● **ACTIVITY**
How many lines of these entries hold the string "count"? Answer with the number alone.

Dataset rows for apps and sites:
--- START ---
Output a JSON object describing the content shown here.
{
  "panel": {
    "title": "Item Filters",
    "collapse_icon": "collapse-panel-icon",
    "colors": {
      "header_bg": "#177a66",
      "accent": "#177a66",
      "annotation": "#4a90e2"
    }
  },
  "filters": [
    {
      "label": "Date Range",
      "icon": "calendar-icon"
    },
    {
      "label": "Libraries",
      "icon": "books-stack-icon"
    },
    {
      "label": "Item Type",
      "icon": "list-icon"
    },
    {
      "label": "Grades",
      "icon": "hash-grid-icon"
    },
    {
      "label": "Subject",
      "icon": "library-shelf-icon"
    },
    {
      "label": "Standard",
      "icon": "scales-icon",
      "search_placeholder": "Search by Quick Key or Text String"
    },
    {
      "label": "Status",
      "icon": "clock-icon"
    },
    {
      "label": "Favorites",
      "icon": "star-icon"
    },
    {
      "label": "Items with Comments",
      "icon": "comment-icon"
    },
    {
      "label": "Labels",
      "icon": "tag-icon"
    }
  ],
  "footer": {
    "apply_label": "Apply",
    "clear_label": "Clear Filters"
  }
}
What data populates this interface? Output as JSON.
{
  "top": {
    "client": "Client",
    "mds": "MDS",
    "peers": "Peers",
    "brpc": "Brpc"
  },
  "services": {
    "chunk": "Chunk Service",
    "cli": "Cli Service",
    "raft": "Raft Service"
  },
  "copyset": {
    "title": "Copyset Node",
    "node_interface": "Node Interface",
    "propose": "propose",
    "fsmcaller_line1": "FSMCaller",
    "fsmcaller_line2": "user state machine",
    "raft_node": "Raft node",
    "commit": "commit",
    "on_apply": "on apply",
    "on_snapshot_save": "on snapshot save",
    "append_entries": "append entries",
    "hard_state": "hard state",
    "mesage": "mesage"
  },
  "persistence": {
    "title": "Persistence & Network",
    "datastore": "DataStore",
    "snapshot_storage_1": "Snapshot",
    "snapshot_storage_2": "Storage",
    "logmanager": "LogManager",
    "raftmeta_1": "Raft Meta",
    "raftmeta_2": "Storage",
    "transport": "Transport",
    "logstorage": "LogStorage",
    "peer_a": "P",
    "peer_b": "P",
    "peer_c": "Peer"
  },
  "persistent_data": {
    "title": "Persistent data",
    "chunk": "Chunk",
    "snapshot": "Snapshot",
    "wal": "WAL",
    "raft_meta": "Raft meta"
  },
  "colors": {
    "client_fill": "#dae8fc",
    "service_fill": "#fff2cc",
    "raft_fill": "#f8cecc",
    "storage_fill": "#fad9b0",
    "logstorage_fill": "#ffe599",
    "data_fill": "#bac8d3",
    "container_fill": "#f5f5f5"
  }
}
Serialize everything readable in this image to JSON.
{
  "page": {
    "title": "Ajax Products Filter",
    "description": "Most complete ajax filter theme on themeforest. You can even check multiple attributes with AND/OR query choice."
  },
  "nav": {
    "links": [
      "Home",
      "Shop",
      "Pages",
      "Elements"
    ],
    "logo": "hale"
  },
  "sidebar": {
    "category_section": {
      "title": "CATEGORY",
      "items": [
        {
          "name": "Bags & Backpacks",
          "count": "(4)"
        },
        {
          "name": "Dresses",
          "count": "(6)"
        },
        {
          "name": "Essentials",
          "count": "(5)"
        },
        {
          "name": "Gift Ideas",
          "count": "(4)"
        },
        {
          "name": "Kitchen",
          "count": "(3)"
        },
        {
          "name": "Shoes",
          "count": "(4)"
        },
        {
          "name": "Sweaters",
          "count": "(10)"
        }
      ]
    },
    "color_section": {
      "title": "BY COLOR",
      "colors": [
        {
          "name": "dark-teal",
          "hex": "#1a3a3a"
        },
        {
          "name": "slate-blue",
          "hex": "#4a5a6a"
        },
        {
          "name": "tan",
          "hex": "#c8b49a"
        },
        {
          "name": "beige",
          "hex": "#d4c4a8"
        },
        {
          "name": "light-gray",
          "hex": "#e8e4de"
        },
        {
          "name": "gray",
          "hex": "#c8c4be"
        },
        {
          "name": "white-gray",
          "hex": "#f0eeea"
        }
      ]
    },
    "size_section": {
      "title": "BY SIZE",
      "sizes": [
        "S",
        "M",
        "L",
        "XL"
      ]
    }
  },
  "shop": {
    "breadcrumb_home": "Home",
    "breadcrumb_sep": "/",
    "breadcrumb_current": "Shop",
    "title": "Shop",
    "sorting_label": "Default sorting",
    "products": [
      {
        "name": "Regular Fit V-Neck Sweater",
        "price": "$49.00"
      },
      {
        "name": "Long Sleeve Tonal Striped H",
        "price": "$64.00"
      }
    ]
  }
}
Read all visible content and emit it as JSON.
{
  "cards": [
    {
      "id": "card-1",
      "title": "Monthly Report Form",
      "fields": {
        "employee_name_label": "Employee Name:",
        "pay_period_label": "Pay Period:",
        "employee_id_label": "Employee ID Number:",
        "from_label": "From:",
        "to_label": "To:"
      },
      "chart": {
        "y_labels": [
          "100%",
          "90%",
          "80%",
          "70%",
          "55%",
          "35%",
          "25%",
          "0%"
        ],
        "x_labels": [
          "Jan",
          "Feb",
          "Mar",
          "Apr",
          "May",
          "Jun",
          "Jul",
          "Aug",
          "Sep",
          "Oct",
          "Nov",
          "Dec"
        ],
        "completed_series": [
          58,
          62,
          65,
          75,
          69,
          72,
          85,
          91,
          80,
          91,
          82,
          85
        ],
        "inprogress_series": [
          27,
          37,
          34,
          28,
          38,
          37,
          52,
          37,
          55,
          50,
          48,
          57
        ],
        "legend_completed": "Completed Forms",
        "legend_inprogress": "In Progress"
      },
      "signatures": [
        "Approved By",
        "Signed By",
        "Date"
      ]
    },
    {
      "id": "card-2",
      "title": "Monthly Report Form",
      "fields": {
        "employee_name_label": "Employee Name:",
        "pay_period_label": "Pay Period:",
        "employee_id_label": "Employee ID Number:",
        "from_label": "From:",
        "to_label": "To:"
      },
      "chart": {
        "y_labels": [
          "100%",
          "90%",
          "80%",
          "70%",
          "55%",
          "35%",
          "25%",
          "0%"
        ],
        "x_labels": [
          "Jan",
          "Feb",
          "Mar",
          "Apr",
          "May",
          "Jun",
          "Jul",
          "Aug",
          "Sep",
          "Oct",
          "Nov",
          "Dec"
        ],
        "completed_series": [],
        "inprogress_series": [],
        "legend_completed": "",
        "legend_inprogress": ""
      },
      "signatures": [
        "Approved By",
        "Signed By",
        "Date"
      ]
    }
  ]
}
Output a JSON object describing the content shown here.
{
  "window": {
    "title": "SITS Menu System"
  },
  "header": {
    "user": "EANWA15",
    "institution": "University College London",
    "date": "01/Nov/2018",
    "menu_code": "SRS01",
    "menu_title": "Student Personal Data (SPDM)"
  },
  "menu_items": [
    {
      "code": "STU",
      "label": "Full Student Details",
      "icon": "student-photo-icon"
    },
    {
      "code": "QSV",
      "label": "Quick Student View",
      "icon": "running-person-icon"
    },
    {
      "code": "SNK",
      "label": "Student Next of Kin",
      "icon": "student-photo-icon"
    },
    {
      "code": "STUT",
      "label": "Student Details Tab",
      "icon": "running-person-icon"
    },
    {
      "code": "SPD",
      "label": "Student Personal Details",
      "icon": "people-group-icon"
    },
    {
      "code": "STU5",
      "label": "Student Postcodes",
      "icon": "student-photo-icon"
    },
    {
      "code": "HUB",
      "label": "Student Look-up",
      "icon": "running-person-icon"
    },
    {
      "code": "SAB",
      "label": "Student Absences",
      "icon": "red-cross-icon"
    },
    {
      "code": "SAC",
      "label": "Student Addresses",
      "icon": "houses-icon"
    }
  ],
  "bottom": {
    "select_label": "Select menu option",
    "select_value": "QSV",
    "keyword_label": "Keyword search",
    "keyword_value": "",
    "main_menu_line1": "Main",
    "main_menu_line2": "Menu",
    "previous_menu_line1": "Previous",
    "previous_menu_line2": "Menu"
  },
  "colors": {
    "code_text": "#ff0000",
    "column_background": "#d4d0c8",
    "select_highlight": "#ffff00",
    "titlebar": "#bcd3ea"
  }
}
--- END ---
● **RESULT OF THE EXERCISE**
7